As with all our products, another challenge was finding the right ingredients. We don’t use any silicones or plastics within our products, so we had to come up with an innovative formula packed with skincare benefits that looked great on the skin and lasted well. Finally, we had to shift consumers’ preconceptions and show them that a good foundation doesn’t need a fancy packaging to be of high quality.

M: What’s next in naked packaging – do you think it will catch on?
KT: Our feeling is that, sooner or later, all companies will have to wake up to the damage caused by plastic pollution and take responsibility for the packaging they use. The way we are interacting with our planet at the moment is simply not sustainable. However, I have the impression that not many brands are putting the environment as their core yet. Having focused on this issue for years now, we’re happy to lead the revolution and show the beauty industry that creative alternatives are possible.

We want people to pay for the quality of our products, not for their shell

M: For a company that doesn’t primarily focus on make-up, a selection of 40 shades is very impressive. What inspired you to launch such a wide variety of shades?
KT: Our ethical commitments aren’t limited to the environment – inclusivity and representation are also main drivers for the products we develop. As a brand, we pride ourselves of catering for minority groups, especially when it comes to makeup and haircare, where a ‘one-size-fits-all’ approach just doesn’t work.

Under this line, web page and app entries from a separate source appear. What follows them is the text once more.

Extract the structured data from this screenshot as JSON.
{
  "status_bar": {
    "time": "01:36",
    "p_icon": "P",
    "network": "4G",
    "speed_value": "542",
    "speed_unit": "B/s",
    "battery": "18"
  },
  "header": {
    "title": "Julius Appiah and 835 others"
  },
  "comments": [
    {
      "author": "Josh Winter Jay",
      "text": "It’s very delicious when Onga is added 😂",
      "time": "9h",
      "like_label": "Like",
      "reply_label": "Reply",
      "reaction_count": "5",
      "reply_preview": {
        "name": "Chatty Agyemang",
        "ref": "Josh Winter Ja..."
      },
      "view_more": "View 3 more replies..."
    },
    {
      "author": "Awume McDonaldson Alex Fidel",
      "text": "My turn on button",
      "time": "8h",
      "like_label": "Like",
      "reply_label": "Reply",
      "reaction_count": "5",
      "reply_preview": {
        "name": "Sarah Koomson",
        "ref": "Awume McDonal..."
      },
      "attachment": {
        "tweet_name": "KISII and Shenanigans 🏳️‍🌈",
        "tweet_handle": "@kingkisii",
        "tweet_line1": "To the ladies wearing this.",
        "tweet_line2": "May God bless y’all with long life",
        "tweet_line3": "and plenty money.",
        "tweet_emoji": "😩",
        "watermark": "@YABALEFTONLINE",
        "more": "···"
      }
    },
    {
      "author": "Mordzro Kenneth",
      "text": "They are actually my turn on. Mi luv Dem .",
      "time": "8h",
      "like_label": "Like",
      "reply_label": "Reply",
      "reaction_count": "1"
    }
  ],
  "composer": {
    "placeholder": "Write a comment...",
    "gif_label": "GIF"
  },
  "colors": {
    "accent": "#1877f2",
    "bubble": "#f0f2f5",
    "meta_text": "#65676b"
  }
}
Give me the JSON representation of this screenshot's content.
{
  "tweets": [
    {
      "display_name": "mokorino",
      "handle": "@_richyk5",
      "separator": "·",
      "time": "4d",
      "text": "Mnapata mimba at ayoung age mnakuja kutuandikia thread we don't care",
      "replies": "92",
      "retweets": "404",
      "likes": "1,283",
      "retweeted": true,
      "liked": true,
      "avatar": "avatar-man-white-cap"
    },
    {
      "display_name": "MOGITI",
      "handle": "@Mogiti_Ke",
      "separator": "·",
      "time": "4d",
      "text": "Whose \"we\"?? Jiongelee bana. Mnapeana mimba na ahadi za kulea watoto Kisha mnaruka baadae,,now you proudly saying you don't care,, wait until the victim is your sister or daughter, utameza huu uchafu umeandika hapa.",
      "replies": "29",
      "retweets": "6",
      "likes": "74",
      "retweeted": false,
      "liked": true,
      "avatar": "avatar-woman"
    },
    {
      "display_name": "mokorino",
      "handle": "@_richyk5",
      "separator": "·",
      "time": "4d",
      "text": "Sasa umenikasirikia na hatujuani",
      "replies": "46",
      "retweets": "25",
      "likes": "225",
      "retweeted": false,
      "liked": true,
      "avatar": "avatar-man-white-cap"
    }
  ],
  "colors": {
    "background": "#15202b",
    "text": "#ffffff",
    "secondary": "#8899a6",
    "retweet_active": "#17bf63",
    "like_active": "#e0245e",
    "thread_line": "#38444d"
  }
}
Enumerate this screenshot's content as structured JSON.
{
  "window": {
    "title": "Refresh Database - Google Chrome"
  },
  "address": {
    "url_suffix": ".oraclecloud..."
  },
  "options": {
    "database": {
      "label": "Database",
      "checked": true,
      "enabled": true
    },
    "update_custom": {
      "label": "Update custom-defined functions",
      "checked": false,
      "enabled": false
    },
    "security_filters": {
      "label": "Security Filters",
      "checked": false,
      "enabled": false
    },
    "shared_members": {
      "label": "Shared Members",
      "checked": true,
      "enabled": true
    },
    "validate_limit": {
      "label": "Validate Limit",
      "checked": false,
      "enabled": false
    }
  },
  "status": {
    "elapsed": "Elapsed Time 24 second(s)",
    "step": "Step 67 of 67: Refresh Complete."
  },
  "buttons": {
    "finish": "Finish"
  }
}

When Fenty Beauty launched its foundation in 40 shades last year, it really set a much needed benchmark for the industry – and brands that don’t take this into consideration are already facing backlash. Lush’s Slap Sticks can be used by anyone, women and men alike, and come in 40 shades targeting cool, neutral and warm undertones.

What we think

Mintel research on natural, organic and ethical toiletries shows that British consumers are considerably more likely to buy natural/organic haircare and bodycare than make-up or fragrances.

This is likely because visual results and quality play the most important roles in make-up purchases and only one in five natural/organic toiletries buyers believe these products are better for your appearance. Therefore, while ethical claims like vegan are on the rise in BPC, it is still not a primary claim in cosmetics, and especially not among mass-market brands.

However, Lush’s packageless approach to beauty could be a key differentiator for the brand if it decides to play in the cosmetics sector. The current media focus on the environment creates potential for more solid formats like blushes or eyeliners, or even just non-plastic/refillable pots similar to its existing creams. Moreover, the availability of Slap Sticks in 40 shades really gives this product the opportunity to rival other major cosmetic brands, fulfilling primary needs alongside its natural and ethical credentials.